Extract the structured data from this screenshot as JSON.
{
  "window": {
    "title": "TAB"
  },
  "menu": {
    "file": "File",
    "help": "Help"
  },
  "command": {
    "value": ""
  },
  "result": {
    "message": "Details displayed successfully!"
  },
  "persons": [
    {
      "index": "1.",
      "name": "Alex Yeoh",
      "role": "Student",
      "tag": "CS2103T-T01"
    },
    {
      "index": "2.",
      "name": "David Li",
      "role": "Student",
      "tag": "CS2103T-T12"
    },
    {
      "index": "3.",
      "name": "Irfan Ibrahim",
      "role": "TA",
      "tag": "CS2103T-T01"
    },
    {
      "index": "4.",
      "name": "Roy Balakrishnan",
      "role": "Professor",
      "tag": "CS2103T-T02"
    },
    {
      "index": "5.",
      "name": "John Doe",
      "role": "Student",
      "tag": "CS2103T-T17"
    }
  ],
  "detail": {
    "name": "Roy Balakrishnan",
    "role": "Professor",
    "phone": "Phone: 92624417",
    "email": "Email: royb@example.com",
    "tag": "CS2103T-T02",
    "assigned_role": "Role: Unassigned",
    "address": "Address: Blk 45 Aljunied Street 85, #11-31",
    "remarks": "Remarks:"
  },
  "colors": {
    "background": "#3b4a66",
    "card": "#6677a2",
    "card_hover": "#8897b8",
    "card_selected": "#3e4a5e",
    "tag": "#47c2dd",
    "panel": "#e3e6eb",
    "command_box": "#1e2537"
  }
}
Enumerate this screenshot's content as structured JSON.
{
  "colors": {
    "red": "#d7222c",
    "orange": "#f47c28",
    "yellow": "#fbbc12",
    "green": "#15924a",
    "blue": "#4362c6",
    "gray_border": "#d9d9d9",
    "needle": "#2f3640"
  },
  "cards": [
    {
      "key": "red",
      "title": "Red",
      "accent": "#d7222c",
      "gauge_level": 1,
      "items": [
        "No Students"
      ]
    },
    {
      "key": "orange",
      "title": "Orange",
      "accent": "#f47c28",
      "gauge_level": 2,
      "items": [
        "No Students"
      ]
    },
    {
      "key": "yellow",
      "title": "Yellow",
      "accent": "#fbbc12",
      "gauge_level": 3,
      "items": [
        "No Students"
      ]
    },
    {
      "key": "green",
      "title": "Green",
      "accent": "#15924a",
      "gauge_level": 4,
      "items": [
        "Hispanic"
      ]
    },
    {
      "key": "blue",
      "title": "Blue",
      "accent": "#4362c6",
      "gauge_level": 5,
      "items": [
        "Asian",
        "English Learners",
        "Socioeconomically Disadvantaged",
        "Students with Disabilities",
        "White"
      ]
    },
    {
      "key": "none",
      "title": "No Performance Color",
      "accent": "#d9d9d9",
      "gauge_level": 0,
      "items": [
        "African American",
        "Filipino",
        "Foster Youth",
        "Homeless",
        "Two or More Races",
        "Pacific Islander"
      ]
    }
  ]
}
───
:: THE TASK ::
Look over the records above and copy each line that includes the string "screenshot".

:: RESPONSE AREA ::
Extract the structured data from this screenshot as JSON.
Enumerate this screenshot's content as structured JSON.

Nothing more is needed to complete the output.